What the task requires - Pick out each line of the records that includes the string "placeholder", and copy it.
===============
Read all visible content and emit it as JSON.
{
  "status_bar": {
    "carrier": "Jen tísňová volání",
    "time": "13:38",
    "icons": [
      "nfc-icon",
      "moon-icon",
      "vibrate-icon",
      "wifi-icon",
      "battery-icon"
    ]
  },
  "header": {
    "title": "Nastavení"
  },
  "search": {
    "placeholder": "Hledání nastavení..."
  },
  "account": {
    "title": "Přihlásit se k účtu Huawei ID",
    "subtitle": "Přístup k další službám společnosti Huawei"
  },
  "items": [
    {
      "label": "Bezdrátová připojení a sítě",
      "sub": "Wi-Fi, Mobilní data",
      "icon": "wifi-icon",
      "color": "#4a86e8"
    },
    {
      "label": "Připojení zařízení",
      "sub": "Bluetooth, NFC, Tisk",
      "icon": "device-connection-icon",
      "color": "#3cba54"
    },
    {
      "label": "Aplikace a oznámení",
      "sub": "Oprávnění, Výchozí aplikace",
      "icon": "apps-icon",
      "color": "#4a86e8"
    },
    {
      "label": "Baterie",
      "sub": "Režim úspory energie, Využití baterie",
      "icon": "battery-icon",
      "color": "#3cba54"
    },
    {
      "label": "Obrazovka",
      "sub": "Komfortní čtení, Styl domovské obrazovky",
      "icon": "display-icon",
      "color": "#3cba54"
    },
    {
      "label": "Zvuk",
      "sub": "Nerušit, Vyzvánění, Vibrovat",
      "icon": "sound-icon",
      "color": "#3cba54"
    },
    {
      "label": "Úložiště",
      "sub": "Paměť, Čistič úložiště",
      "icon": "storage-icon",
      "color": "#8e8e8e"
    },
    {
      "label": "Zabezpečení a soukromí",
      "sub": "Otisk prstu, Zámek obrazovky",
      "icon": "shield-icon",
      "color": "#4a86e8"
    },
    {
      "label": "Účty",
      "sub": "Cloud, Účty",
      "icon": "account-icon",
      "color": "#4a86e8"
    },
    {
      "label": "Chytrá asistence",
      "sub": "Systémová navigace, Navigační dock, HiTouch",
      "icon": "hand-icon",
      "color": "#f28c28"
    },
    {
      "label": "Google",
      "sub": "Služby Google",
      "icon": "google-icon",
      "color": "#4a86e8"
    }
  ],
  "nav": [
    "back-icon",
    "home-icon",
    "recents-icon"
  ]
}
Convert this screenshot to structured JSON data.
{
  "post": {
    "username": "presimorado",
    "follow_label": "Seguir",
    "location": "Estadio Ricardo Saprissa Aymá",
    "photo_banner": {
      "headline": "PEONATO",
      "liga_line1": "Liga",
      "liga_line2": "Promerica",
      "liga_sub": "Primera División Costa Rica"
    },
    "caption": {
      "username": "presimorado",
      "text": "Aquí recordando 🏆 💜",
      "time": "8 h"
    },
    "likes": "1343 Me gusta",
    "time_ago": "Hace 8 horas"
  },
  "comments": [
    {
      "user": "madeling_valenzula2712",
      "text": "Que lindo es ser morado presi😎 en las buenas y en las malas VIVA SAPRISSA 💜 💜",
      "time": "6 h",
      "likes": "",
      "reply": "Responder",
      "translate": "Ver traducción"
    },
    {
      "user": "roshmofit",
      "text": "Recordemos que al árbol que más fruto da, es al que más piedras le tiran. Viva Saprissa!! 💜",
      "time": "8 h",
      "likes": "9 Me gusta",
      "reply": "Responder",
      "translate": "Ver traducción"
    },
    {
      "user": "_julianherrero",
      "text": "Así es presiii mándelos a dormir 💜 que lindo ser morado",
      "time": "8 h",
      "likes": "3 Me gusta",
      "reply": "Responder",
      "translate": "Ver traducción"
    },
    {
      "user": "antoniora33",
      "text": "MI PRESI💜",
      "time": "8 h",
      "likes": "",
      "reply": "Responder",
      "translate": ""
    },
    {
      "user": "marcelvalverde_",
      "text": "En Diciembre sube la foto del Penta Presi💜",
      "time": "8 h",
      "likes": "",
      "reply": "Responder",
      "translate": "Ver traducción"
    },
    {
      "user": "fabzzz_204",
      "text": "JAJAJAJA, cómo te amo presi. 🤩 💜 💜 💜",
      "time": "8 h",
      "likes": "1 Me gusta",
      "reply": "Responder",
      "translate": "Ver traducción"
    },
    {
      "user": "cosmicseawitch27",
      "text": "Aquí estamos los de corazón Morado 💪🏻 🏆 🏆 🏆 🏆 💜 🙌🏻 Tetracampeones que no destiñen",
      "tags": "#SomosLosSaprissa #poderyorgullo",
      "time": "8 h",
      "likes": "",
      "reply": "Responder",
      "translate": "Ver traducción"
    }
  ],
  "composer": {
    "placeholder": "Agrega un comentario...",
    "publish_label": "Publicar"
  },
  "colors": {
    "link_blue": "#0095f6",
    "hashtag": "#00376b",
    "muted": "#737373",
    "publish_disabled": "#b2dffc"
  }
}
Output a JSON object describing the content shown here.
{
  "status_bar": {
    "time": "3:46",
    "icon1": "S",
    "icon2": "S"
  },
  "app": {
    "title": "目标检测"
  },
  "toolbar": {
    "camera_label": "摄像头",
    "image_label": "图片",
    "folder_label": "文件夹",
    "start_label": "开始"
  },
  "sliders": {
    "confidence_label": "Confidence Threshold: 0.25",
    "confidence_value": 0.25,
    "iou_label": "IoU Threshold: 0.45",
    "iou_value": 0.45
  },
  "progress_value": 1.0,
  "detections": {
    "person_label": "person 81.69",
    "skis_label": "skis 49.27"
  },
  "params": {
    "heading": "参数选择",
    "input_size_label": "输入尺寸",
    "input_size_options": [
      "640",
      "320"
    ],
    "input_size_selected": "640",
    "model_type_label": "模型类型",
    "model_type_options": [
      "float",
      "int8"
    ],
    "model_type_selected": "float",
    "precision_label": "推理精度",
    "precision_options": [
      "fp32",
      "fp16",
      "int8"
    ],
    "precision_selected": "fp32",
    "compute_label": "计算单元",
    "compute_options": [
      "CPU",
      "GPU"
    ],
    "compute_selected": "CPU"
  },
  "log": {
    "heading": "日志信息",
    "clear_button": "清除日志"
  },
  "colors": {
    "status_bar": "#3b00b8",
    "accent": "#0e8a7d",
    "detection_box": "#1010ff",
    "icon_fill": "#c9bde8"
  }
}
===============
Exercise output -
    "placeholder": "Hledání nastavení..."
    "placeholder": "Agrega un comentario...",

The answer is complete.